It’s bad enough that so much time is wasted in these attempts to be seen in a certain way, but how much more of myself is wasted in the miserable reviewing of these failures? So I pray for God to deliver me from this flesh, and soon I realize that the only means of deliverance is a cross. My ego will not simply melt away by accident or erode over time. It can only be actively put to death. And this in an age of social media, where self-obsession is not only encouraged, but rewarded. Lord have mercy! If I try to rid myself of this ego on my own, I only circle around my mistakes in an ongoing spiral of regret. I need to take my eyes off myself if I hope to be free. I need to look to an example.

So at last, I look to the humility of God.

Christ Jesus, the eternally begotten Son, born of the Father before all ages, who was and is and is to come, Creator of earth and sky and the trillions of galaxies beyond our reckoning, became what he himself had created.

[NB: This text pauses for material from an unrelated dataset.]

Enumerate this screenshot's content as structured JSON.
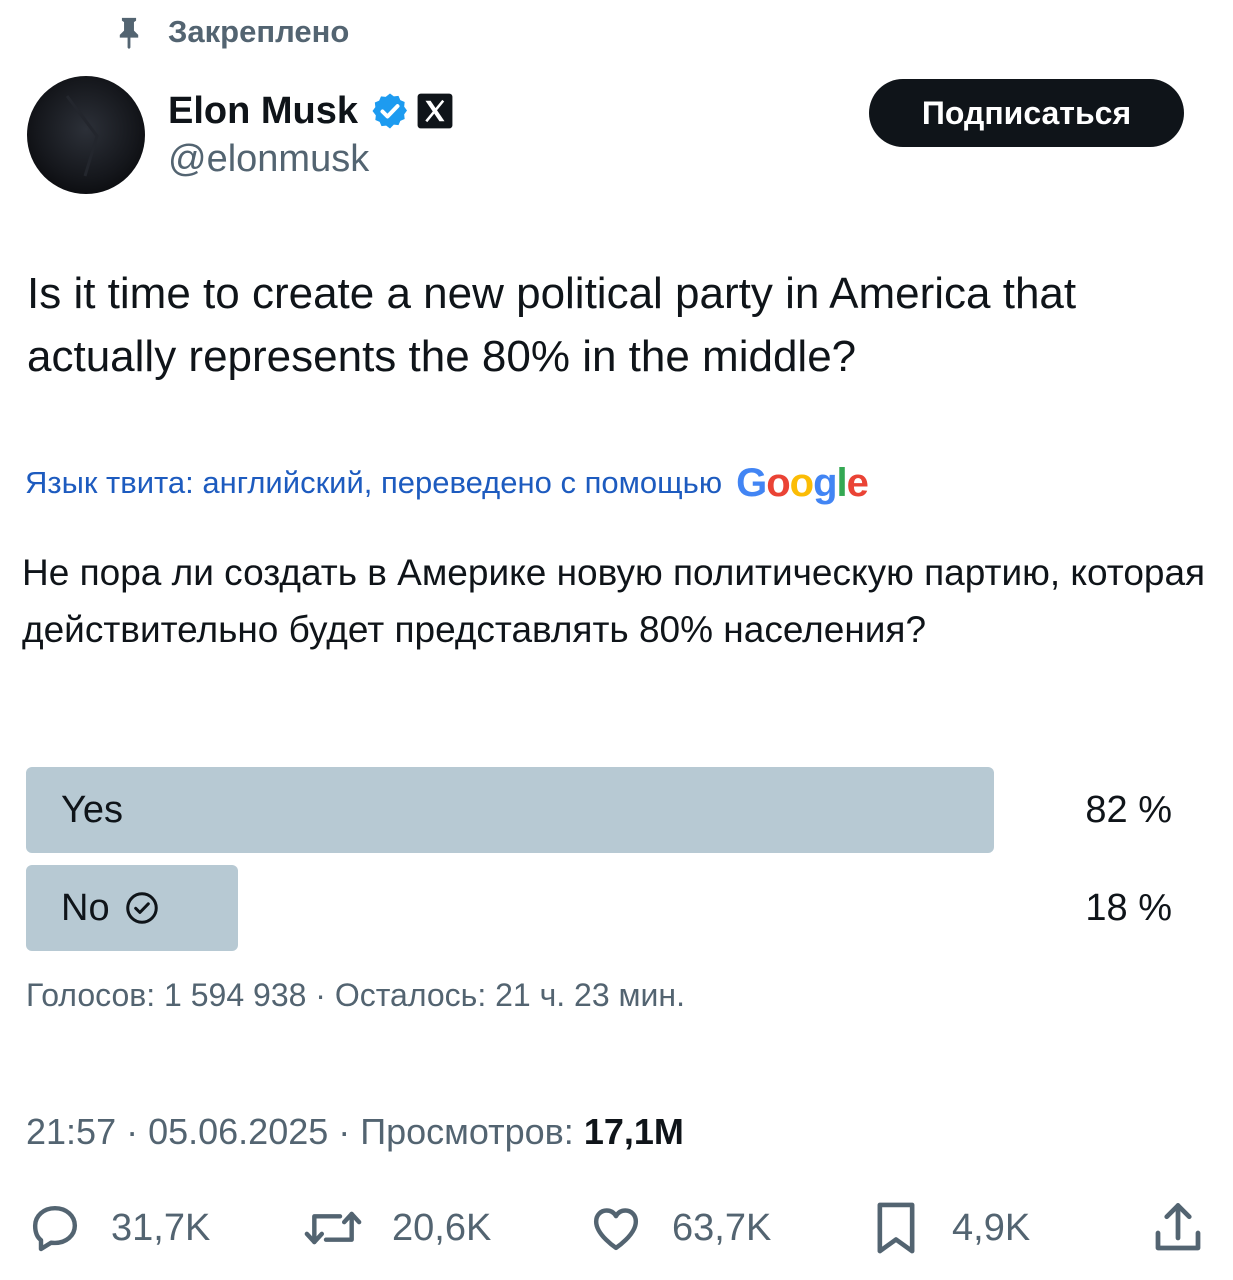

Infinite God, and I mean Infinite God, stepped into finite flesh. Eternal Son, who existed before time, set foot on temporal earth. Not only that, but he chose to come in just the same way as the rest of us arrive here: in the beautiful mess of birth. Not only that, but he was born in the most humiliating circumstances possible, in poverty.

Though he was in the form of God, he emptied himself completely.

That would have been enough, but he went further still. He subjected himself to death. And death in itself would have been enough, even if he had lived a thousand years. But he went further still. He subjected himself to humiliation. After all that God had done to try to show himself to us in the stories of the Old Testament, in his attempts to show himself to a particular people, he wanted, at last, for everyone he created to finally know who he really was. Strangely, this meant he would have to subject himself to misunderstanding and slander. The fullness of the revelation of God to the people he created would lead to his death: the death of a common criminal. 

He invites me to take up my cross and do the same. He invites me to let go of everything I feel I have the right to claim for myself, the esteem of peers, the admiration of friends, even the right to be understood, and become nothing. He shows me a cross, and invites me to die with him. 

Its an intimidating invitation, because it’s an invitation to be misunderstood. It means I have to stop going over the stupid things I’ve said, stop rehashing old mistakes, and stop creating new ones by trying to make myself seen in the most flattering light. It’s an invitation to die to everything I would like to be perceived to be. I gaze up at the exalted Cross, the great paradox, the exalted sign of lowliness, and I let go. I surrender my self-concern to the wood, and let it die. As it breaths its last breath, I realize I am at last alive and free.

Sadly, this is not a one-time event. I soon discover that I need to practice this every hour, at every moment. But this was not a one-time event for Christ, either. Christ, the eternal Son of the Father, stands outside of time, so the the self-emptying event of the incarnation is something that, in his experience, is ongoing. The humiliation of the cross is a constant. He submits himself to misunderstanding and slander at every moment. He gives all of himself to us at every moment. He empties himself, pours himself out like a libation, at every moment.

But his exaltation is a constant as well. His resurrection is an ever-present event, resounding throughout eternity. We catch a glimpse of this paradox of humiliation and glory whenever we celebrate the Eucharist, the Lord’s Supper. His self-denial and his glorification by the Father is eternal, ever-present, and ongoing.

So perhaps I can keep practicing this taking up of my cross. Perhaps one day I may find it getting easier. Or perhaps it will become more difficult. I’m not sure, because I haven’t done it enough yet to find out. I only know it’s worth it. I look to the exalted cross, and I find that although it is an invitation to death, it is also an invitation to freedom. Compared to the crippling weight of my pride, my tremendous ego, this burden of self-denial is easy, and the yoke of this cross is light. Here I can lay down every burden, every mistake that makes me cringe with shame, and at last be free.